Components of the URLC Focuses on revitalizing urban areas through the development and rehabilitation of park and recreation (indoor and outdoor) infrastructure and programs. Administered through the Dept. of Housing and Urban Development (HUD) Authorizes $445 million annually Eligibility updated after every census Matching grant program
Four types of grants within URLC Rehabilitation Grants -Used for capital improvements. Funding for rebuilding, remodeling, and/or expanding existing recreational areas and facilities. - Can also be used to develop or build new recreational areas and facilities. Innovation Grants -The intent of Innovation grants is to test new ideas, concepts and approaches aimed at improving facility design, operations or programming in the delivery of neighborhood recreation services. -Linking recreation services with other critical community programs; such as transportation, housing, and health programs. - Funds personnel, facilities, equipment and supplies (not part of routine operation or maintenance)
Four types of grants within URLC At-Risk Youth Recreation Grants - Grants for new programs and existing programs that provide alternative activities to youth at-risk of engaging in criminal behavior. Recovery Action Program Grants - Funding for the development of community action plans to revitalize parks and recreational resources and facilities
Current Status of URLC 114 Co-sponsors (to see if your Representative is a co-sponsor visit: http://thomas.loc.gov, select bill number and enter HR 3734) http://thomas.loc.gov Assigned to two committees in the House - Financial Services Subcommittee on Housing and Community Opportunity - Education and Labor Subcommittee on Healthy Families and Communities
Congressional Action Secure additional co-sponsors Ask members of the Financial Services and Education and Labor Committees to bring the bill forward for action Find a Senate Champion to introduce a companion bill
Urban Parks and Recreation Build Healthy, Livable Communities!! The Quick Economics of Urban Parks: Urban parks and recreation agencies create jobs and a skilled workforce Studies show that 20 jobs are created for every $1 million invested in parks and recreation construction Park and recreation agencies employee youth in a variety of jobs ranging from camp counselors to life guards and maintenance staff. These jobs introduce youth to real-life work experience Urban park and recreation agencies often provide job training programs for youth and adults that create a skilled workforce. Urban parks and recreation facilities provide increased opportunity for physical activity.

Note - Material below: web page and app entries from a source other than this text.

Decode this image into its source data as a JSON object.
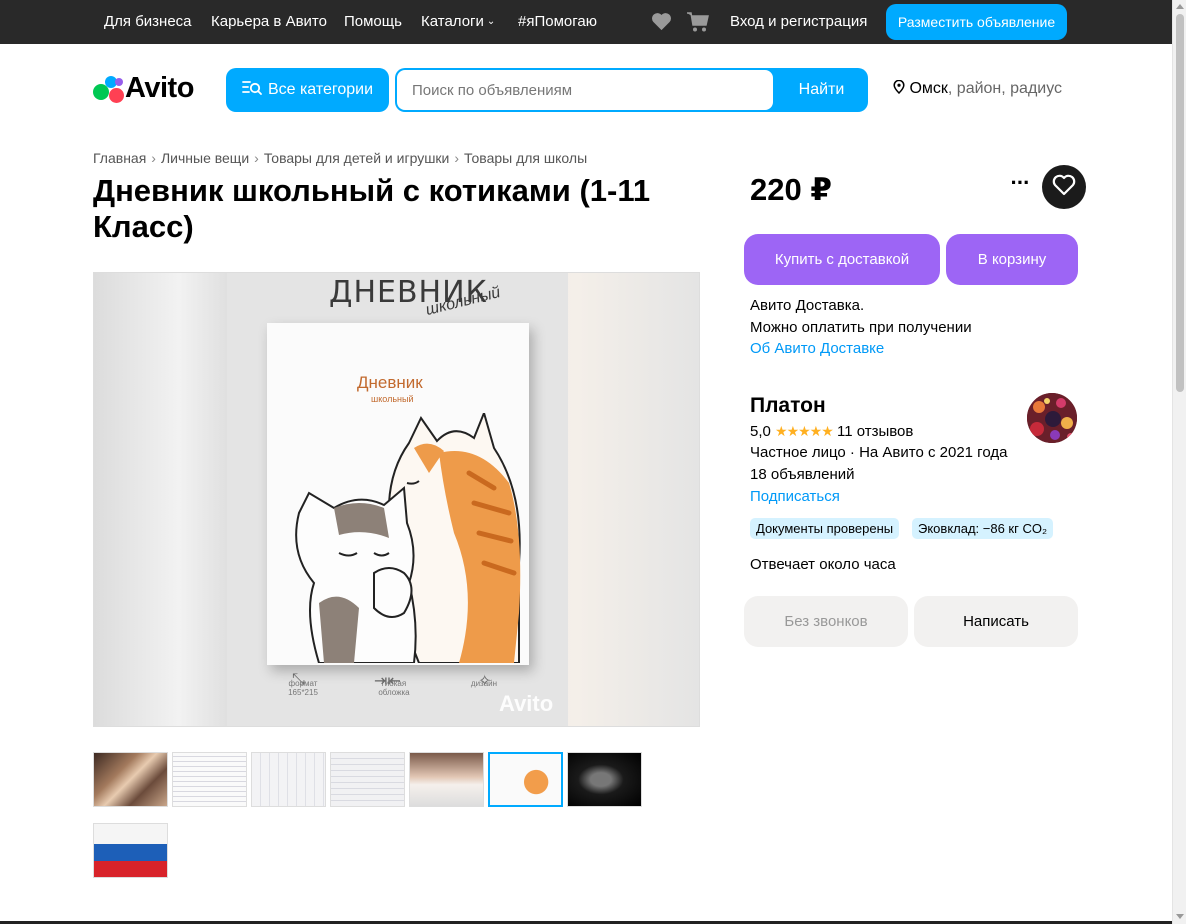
{
  "topbar": {
    "links": [
      "Для бизнеса",
      "Карьера в Авито",
      "Помощь",
      "Каталоги",
      "#яПомогаю"
    ],
    "login": "Вход и регистрация",
    "post_ad": "Разместить объявление"
  },
  "header": {
    "logo_text": "Avito",
    "all_categories": "Все категории",
    "search_placeholder": "Поиск по объявлениям",
    "search_button": "Найти",
    "city": "Омск",
    "location_rest": ", район, радиус"
  },
  "breadcrumbs": [
    "Главная",
    "Личные вещи",
    "Товары для детей и игрушки",
    "Товары для школы"
  ],
  "title": "Дневник школьный с котиками (1-11 Класс)",
  "image_text": {
    "heading": "ДНЕВНИК",
    "heading_script": "школьный",
    "cover_title": "Дневник",
    "cover_subtitle": "школьный",
    "feature_1": "формат 165*215",
    "feature_2": "гибкая обложка",
    "feature_3": "дизайн",
    "watermark": "Avito"
  },
  "thumbnails_count": 8,
  "active_thumbnail_index": 5,
  "price": "220 ₽",
  "buttons": {
    "buy_delivery": "Купить с доставкой",
    "to_cart": "В корзину",
    "no_calls": "Без звонков",
    "write": "Написать"
  },
  "delivery": {
    "line1": "Авито Доставка.",
    "line2": "Можно оплатить при получении",
    "link": "Об Авито Доставке"
  },
  "seller": {
    "name": "Платон",
    "rating": "5,0",
    "stars": "★★★★★",
    "reviews": "11 отзывов",
    "type_since": "Частное лицо · На Авито с 2021 года",
    "ads_count": "18 объявлений",
    "subscribe": "Подписаться",
    "badge_docs": "Документы проверены",
    "badge_eco": "Эковклад: −86 кг CO₂",
    "response_time": "Отвечает около часа"
  },
  "colors": {
    "accent_blue": "#00aaff",
    "purple": "#9d65f5",
    "link_blue": "#0099f7",
    "star": "#ffb021",
    "topbar": "#292929"
  }
}
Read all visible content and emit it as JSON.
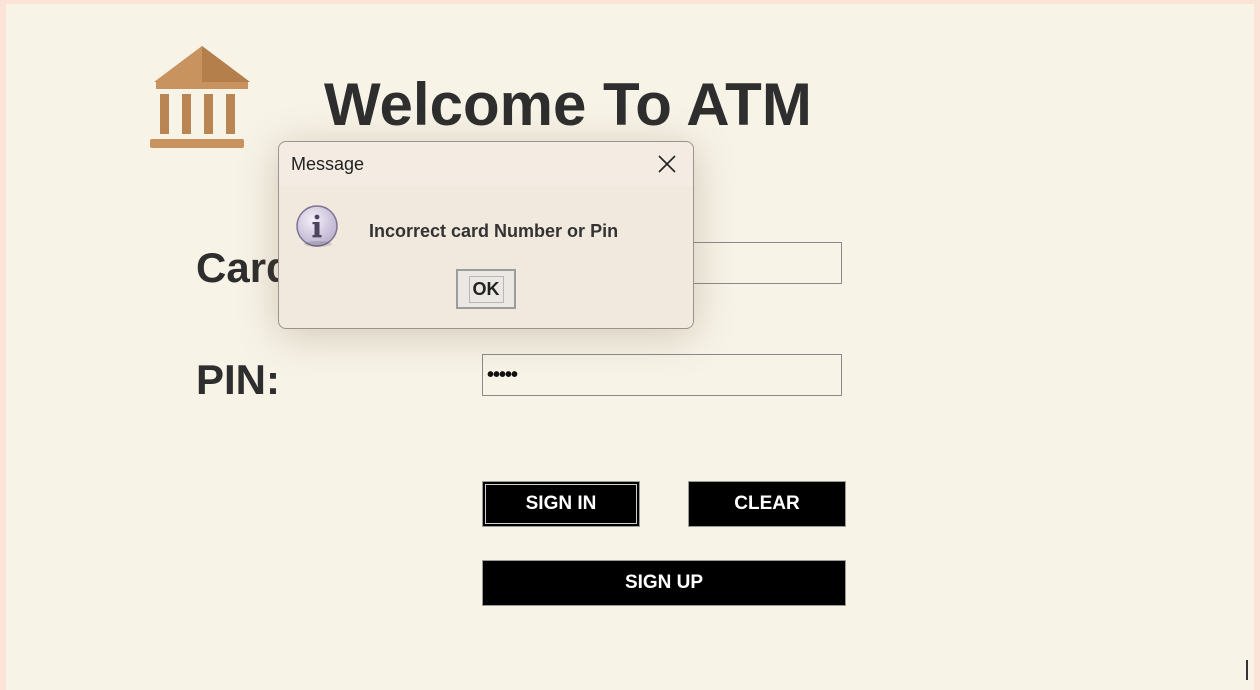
{
  "app": {
    "title": "Welcome To ATM"
  },
  "login": {
    "card_label": "Card No:",
    "pin_label": "PIN:",
    "card_value": "",
    "pin_value": "•••••"
  },
  "buttons": {
    "signin": "SIGN IN",
    "clear": "CLEAR",
    "signup": "SIGN UP"
  },
  "dialog": {
    "title": "Message",
    "message": "Incorrect card Number or Pin",
    "ok": "OK"
  },
  "icons": {
    "logo": "bank-icon",
    "info": "info-icon",
    "close": "close-icon"
  },
  "colors": {
    "background": "#f7f3e7",
    "text": "#2e2e2e",
    "button": "#000000",
    "logo": "#c18a55"
  }
}
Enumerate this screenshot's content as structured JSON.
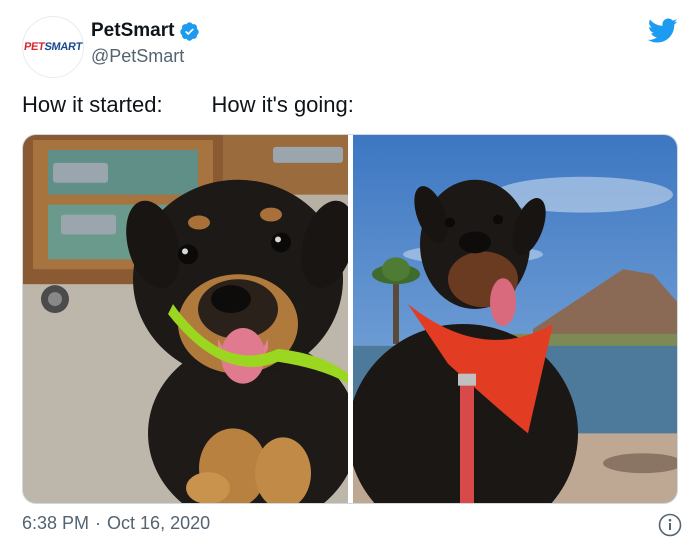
{
  "tweet": {
    "display_name": "PetSmart",
    "handle": "@PetSmart",
    "text": "How it started:        How it's going:",
    "time": "6:38 PM",
    "separator": "·",
    "date": "Oct 16, 2020"
  },
  "avatar": {
    "logo_pet": "PET",
    "logo_smart": "SMART"
  },
  "images": [
    {
      "name": "puppy-photo"
    },
    {
      "name": "grown-dog-photo"
    }
  ],
  "icons": {
    "verified": "verified-badge-icon",
    "twitter": "twitter-bird-icon",
    "info": "info-icon"
  },
  "colors": {
    "verified_blue": "#1d9bf0",
    "twitter_blue": "#1d9bf0",
    "text": "#0f1419",
    "secondary_text": "#536471"
  }
}
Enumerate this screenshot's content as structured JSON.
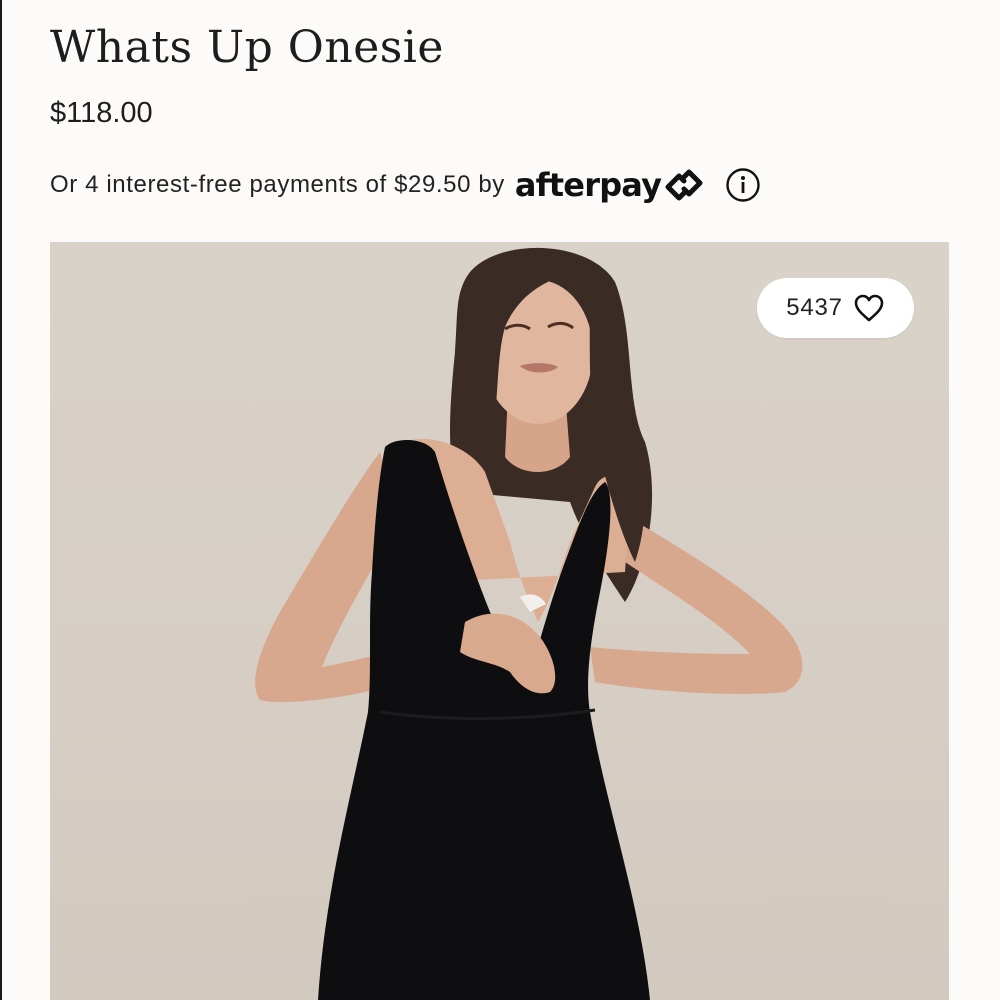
{
  "product": {
    "title": "Whats Up Onesie",
    "price": "$118.00"
  },
  "payments": {
    "text": "Or 4 interest-free payments of $29.50 by",
    "provider": "afterpay",
    "provider_icon": "afterpay-arrows-icon",
    "info_icon": "info-icon"
  },
  "image": {
    "like_count": "5437",
    "like_icon": "heart-outline-icon"
  },
  "colors": {
    "page_background": "#fcfbf9",
    "image_background": "#d8d0c6",
    "text": "#1d1d1d",
    "garment": "#0e0e10"
  }
}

A study by the CDC found that the creation of or enhanced access to places for physical activity led to a 25.6 percent increase in the percentage of people exercising on three or more days a week According to the Trust for Public Land (TPL), for the largest 85 cities in the country with a total population of 57.2 million, the health savings from parks is an estimated $3.08 billion.
Green space, trees and vegetation in urban parks save our environment by minimizing storm water runoff and air pollution. A 2007 study conducted in Philadelphia shows that parks reduced storm water runoff in the city by 75%. By not having to treat storm water, the savings due to park runoff reductions was $5,948,613. Similarly, Philadelphia saved $1,534,000 due to air pollution mitigation. Parks spur economic development by attracting homebuyers and boosting residential property values More than 30 studies have shown that parks increase nearby residential property values up to 15%. In a downturn economy, more people are looking to their communities for close-to-home recreation opportunities Usage of urban parks far exceeds that that of the national parksthe most popular major parks, such as Lincoln Park in Chicago receive upwards of 20 million users each year, and New York's Central Park gets about 25 million visits annually - more than five times the number of visits to the Grand Canyon.
Contact Information Stacey L. Pine Chief Government Affairs Officer firstname.lastname@example.org Joel Pannell Advocacy and Outreach Coordinator email@example.com